Nov 9 (Reuters) – Pfizer Inc (PFE.N) and BioNTech on Tuesday requested the U.S. Food and Drug Administration (FDA) to authorize booster doses of their COVID-19 vaccine in all adults, presenting recent data showing the shot would help prevent disease across ages.
Over the past several months, the FDA has authorized Pfizer’s boosters for people who are immunocompromised, those who are aged 65 and above, all people at high risk of severe disease, and people who are regularly exposed to the virus.
Pfizer previously requested authorization for all people aged 16 or over, but the FDA held back on extending boosters to everyone, partly because there was not enough evidence of waning immunity or of the benefit of boosters in younger people.
Pfizer said it would present data from a large clinical study which last month showed that a booster dose of its vaccine was 95.6% effective against the coronavirus when compared to a vaccinated group that did not get the third shot.
The company and U.S. health officials have argued that boosters prevent hospitalizations and deaths and that they can slow mild infections as well.
U.S. President Joe Biden’s administration in August announced plans to roll out booster doses for all adults in September, before the FDA’s advisers had recommended a limited authorization.
Moderna (MRNA.O) is likely to file a request with the U.S. FDA to broaden emergency use authorization of its boosters in all adults, CNBC reported on Tuesday, citing sources familiar with the matter, but said the timing of the filing was not known yet.
Moderna’s booster doses have been cleared for use in a similar group of patients to Pfizer’s, and a booster shot of Johnson & Johnson’s (JNJ.N) COVID-19 vaccine has been authorized for use as well. Roughly 25 million Americans had received a booster, as of Monday.

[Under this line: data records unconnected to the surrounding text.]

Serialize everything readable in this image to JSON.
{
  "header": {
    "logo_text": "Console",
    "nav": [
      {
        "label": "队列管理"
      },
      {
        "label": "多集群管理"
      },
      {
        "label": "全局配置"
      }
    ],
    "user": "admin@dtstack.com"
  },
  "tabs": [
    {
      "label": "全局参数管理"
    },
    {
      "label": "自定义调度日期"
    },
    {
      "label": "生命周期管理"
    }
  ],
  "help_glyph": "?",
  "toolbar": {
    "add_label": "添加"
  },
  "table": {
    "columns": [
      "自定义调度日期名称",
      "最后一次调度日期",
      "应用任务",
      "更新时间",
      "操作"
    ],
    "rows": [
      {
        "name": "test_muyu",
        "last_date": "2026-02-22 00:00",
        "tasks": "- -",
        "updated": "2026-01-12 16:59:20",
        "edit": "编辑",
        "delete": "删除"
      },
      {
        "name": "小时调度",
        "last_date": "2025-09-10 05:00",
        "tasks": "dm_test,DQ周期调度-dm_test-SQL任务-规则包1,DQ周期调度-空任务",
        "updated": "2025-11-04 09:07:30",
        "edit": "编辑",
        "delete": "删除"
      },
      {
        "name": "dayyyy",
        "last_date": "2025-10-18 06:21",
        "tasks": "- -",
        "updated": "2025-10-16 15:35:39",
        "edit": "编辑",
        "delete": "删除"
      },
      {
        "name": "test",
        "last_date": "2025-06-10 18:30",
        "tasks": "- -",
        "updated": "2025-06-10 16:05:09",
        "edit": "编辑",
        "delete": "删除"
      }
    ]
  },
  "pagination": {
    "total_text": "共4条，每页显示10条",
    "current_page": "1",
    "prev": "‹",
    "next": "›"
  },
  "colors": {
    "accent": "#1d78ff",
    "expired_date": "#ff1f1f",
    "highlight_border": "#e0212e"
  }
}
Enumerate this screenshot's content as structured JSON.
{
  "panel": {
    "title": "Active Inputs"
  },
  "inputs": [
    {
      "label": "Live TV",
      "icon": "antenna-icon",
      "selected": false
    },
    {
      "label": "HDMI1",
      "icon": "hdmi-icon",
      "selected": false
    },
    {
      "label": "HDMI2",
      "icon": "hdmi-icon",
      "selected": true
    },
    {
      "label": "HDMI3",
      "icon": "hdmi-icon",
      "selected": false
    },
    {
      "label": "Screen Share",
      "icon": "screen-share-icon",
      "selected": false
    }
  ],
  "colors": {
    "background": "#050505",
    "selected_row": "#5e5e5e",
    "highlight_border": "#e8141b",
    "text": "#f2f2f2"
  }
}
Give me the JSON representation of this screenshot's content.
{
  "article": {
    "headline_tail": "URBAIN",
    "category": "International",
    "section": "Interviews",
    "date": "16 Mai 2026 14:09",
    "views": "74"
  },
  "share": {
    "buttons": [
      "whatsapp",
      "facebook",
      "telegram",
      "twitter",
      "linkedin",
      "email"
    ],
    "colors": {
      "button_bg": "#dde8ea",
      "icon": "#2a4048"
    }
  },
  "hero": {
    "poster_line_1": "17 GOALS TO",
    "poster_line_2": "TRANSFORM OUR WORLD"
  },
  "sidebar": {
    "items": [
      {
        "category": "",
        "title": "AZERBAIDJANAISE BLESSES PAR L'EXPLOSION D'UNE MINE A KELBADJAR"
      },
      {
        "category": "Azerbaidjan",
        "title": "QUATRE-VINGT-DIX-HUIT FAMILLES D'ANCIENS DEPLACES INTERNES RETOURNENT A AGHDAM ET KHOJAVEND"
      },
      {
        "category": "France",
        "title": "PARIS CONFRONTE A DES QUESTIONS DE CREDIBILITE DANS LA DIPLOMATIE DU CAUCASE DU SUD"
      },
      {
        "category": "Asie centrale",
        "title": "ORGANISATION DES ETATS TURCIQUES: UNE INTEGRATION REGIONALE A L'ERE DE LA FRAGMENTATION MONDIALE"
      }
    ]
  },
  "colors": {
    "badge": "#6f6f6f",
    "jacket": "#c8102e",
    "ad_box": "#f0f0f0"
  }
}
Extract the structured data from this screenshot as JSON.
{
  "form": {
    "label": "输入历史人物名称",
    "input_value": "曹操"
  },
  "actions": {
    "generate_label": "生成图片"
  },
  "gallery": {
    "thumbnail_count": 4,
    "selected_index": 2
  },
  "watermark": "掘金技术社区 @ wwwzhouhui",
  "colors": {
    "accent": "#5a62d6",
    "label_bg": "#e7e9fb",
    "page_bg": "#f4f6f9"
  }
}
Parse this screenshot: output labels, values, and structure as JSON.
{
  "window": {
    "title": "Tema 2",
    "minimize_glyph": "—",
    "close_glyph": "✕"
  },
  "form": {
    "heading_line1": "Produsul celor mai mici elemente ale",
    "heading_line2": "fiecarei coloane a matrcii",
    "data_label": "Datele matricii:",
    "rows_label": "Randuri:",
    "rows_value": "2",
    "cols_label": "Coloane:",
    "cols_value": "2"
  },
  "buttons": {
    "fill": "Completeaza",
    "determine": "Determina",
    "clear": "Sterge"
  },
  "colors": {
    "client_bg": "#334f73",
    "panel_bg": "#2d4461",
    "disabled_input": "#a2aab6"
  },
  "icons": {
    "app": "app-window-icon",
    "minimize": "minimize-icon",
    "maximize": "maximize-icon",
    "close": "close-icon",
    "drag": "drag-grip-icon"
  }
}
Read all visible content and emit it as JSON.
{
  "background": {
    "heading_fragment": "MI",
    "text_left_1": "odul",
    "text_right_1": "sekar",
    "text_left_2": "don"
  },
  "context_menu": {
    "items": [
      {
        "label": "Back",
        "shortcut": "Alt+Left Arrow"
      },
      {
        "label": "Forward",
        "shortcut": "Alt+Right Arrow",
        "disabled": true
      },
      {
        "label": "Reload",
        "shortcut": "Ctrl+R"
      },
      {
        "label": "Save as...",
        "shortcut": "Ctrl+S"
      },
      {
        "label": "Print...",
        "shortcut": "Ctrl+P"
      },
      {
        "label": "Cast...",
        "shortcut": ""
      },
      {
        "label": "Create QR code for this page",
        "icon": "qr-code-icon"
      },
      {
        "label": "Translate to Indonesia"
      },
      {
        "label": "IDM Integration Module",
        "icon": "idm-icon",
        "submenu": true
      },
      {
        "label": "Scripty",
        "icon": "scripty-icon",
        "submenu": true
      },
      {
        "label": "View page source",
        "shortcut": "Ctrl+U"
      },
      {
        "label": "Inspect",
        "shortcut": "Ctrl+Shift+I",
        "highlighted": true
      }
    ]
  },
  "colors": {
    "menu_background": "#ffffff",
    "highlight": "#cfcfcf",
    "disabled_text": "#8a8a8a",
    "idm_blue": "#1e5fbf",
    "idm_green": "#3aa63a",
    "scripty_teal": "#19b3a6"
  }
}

Moderna did not immediately respond to a Reuters request for comment.